Data records:
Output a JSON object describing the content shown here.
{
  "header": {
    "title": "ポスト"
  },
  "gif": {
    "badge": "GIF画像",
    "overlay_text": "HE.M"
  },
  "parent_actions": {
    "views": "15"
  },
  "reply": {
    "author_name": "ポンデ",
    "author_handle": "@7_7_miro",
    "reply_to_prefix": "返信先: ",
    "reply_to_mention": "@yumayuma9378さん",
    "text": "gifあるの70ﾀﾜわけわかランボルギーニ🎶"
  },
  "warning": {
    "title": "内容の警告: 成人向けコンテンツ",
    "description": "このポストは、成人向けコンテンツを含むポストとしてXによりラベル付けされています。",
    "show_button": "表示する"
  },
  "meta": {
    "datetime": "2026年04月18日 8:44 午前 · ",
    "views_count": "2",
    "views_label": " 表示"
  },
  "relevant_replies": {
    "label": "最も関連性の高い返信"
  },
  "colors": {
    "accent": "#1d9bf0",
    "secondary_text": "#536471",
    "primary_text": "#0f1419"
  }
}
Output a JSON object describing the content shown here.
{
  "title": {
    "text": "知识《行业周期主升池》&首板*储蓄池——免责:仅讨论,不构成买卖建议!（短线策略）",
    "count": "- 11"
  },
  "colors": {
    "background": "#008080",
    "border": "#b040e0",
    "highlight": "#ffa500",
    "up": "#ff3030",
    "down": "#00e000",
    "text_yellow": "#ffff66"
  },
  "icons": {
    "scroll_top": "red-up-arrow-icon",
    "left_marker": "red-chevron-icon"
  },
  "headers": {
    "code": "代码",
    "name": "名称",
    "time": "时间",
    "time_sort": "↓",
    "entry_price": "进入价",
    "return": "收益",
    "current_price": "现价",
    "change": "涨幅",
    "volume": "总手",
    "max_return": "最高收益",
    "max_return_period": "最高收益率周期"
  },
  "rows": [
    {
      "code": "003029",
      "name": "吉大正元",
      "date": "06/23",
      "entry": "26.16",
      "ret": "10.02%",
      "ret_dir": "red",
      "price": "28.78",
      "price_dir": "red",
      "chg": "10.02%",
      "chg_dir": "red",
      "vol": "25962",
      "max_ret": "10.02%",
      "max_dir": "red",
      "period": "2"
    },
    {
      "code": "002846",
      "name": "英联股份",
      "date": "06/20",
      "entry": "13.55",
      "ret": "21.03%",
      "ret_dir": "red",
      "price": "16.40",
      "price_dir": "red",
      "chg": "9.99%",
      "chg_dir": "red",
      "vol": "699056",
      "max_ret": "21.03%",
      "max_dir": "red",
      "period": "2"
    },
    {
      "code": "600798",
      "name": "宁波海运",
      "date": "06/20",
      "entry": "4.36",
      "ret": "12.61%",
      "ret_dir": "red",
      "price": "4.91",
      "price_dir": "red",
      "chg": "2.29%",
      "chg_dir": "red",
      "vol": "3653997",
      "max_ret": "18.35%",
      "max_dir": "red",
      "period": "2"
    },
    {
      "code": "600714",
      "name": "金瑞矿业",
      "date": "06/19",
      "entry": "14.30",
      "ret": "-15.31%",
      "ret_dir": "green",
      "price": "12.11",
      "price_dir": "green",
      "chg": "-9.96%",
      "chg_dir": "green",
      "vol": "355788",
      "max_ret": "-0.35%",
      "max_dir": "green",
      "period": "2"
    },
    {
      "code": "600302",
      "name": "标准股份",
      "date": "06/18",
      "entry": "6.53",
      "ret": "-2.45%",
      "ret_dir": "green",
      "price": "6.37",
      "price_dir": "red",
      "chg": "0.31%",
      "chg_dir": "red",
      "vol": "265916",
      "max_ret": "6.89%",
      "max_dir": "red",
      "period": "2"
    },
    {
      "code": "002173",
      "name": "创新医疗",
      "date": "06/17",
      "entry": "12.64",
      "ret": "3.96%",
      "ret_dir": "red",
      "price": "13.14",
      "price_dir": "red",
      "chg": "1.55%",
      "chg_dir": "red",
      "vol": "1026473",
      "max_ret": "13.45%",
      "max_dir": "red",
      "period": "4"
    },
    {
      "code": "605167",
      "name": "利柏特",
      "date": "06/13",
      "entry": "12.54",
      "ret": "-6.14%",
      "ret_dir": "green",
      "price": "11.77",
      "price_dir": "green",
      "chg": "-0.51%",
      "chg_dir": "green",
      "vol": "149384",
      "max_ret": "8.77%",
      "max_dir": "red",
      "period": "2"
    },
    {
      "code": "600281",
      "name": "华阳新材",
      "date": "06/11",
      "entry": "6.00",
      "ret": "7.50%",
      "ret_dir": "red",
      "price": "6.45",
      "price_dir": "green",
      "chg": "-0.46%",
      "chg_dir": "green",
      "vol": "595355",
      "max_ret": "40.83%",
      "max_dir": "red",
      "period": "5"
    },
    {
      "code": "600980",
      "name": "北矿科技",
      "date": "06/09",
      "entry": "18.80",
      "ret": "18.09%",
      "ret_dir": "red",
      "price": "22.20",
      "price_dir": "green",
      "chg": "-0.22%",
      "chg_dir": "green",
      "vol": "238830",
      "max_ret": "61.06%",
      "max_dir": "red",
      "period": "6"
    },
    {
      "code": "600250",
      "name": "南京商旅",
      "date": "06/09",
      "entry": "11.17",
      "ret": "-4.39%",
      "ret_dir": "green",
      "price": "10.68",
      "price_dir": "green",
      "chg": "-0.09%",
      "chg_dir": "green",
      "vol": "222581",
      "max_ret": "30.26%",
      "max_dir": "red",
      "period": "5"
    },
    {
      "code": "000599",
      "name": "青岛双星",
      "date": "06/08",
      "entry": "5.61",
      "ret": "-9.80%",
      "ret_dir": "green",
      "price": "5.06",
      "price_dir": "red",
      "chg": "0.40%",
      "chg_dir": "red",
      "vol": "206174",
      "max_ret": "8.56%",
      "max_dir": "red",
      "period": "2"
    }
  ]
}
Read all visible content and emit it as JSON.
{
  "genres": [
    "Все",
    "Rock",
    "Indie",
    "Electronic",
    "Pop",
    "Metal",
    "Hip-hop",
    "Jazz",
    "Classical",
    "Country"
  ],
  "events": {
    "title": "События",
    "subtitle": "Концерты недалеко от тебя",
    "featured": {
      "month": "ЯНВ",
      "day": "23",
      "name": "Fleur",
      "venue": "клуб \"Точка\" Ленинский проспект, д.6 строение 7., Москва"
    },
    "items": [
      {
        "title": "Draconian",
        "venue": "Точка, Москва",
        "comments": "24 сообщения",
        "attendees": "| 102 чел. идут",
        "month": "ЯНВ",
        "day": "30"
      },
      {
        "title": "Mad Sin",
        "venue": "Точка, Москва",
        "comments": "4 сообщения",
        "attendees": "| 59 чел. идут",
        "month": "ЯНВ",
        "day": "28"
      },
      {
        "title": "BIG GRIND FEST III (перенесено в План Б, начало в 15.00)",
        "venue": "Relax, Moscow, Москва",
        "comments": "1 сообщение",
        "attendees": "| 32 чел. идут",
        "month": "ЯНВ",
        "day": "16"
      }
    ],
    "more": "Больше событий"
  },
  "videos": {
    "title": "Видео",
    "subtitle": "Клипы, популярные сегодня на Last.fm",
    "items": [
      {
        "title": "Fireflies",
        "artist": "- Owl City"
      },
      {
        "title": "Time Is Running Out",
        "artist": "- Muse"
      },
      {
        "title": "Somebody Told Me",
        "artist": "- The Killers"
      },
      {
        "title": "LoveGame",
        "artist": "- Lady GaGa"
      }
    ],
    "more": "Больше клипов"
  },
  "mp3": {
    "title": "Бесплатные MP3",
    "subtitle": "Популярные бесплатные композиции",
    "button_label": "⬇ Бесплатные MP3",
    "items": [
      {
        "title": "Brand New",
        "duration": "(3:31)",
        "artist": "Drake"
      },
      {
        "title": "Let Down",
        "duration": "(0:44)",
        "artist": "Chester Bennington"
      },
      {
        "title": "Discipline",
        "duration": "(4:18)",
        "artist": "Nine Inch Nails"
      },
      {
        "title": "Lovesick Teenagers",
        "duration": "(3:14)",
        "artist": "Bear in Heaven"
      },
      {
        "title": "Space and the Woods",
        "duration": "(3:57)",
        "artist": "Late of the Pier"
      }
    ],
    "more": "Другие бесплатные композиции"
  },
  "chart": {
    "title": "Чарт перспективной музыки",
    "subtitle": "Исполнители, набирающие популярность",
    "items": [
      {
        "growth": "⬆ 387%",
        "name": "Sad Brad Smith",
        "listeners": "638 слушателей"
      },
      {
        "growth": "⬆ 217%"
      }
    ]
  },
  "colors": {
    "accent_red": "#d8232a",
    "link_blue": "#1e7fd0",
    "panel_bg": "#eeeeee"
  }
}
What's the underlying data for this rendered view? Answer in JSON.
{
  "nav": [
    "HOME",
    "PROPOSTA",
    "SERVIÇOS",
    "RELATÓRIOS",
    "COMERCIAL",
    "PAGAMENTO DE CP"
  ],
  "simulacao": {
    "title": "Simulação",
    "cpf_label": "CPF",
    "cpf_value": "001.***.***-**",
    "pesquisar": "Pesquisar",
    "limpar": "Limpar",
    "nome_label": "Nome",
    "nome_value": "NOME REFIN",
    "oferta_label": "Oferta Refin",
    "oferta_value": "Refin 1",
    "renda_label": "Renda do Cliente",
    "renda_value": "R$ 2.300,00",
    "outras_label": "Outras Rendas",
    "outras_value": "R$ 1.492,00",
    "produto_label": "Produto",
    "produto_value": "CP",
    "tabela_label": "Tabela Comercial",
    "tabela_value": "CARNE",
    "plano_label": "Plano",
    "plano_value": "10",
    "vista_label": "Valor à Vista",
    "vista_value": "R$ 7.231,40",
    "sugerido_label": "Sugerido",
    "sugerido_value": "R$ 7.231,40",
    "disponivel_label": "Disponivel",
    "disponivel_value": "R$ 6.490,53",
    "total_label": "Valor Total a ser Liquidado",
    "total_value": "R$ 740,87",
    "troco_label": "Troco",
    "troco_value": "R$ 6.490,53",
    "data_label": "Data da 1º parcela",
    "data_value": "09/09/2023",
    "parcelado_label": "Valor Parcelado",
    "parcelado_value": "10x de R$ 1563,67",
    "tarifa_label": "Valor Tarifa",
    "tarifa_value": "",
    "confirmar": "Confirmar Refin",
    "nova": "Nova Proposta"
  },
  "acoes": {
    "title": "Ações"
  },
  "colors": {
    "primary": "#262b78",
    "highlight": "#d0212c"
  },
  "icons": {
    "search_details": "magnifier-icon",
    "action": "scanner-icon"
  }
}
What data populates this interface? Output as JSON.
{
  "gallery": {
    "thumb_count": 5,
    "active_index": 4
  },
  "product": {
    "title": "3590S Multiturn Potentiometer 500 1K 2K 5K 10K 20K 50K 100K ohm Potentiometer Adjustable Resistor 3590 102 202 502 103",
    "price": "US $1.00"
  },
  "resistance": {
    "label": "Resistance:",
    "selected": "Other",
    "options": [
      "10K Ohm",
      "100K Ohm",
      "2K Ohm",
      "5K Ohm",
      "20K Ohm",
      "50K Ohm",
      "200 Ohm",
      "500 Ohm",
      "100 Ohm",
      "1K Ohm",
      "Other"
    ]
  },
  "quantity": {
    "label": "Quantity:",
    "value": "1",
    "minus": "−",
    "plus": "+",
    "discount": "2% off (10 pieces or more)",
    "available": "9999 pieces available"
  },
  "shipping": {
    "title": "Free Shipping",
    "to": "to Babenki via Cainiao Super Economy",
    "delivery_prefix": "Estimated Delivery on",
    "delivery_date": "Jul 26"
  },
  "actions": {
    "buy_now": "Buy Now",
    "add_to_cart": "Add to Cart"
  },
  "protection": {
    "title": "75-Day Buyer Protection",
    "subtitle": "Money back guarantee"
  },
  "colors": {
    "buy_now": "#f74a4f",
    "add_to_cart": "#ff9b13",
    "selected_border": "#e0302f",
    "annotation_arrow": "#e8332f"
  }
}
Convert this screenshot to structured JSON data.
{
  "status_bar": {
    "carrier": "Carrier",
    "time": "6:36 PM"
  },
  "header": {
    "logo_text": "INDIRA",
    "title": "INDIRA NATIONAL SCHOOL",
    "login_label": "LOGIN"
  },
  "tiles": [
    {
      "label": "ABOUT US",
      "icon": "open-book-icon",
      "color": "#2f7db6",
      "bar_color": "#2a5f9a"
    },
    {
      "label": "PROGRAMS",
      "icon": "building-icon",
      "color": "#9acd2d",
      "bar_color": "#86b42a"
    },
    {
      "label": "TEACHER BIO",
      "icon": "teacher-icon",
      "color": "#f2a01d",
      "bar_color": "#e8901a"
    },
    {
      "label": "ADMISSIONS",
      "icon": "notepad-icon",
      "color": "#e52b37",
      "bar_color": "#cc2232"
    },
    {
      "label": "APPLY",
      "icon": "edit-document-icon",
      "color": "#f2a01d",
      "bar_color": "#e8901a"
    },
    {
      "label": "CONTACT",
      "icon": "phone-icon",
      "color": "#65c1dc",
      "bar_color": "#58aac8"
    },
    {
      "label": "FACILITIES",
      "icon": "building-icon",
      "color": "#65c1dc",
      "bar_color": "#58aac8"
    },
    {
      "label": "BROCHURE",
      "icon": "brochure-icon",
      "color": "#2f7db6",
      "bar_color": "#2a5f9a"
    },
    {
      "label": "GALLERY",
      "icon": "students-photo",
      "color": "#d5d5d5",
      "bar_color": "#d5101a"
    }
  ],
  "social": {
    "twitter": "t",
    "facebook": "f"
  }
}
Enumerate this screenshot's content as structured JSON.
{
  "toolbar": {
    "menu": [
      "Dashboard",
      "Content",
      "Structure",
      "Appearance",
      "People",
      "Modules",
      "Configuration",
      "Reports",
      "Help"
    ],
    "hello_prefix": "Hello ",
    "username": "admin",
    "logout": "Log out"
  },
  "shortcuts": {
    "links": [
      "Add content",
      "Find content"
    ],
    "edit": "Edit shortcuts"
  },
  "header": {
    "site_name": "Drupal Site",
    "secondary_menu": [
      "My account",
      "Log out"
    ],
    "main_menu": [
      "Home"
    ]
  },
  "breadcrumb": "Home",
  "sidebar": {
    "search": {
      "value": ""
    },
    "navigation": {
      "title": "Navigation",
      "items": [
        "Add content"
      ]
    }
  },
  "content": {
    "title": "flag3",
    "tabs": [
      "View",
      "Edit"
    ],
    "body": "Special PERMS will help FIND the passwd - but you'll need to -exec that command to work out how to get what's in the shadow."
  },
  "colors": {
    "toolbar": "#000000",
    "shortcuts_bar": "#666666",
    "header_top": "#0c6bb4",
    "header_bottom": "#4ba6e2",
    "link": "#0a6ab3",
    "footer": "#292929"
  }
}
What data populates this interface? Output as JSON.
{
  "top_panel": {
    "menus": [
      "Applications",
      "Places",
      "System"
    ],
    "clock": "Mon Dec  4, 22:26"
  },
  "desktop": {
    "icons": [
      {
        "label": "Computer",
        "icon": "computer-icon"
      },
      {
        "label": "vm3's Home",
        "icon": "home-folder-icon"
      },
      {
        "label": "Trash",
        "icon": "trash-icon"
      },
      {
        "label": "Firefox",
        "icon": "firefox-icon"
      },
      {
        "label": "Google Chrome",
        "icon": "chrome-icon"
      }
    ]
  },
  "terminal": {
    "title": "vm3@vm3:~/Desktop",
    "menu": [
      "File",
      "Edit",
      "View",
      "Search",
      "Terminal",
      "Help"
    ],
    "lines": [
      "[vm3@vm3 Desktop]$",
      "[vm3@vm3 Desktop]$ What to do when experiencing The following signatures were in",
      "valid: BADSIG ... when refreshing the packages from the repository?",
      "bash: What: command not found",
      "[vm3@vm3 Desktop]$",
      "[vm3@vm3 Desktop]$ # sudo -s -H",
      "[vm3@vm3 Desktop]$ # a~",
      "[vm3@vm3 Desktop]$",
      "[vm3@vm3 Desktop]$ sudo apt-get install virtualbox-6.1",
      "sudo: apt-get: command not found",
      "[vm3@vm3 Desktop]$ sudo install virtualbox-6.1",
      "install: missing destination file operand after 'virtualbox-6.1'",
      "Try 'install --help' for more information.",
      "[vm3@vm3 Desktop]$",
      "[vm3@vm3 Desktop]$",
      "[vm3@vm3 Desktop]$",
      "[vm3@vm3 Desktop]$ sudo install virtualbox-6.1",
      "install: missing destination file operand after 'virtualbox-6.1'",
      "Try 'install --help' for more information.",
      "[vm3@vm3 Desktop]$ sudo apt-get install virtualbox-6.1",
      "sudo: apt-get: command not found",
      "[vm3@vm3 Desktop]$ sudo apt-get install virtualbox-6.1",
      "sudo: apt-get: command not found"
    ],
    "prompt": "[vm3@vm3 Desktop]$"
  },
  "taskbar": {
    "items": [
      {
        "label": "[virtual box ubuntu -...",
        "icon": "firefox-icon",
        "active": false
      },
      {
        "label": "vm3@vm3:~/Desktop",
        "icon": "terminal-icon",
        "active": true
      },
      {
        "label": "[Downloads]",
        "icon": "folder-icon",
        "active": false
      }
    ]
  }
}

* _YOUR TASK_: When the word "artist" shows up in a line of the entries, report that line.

* _FINISHED EXERCISE_:
        "artist": "- Owl City"
        "artist": "- Muse"
        "artist": "- The Killers"
        "artist": "- Lady GaGa"
        "artist": "Drake"
        "artist": "Chester Bennington"
        "artist": "Nine Inch Nails"
        "artist": "Bear in Heaven"
        "artist": "Late of the Pier"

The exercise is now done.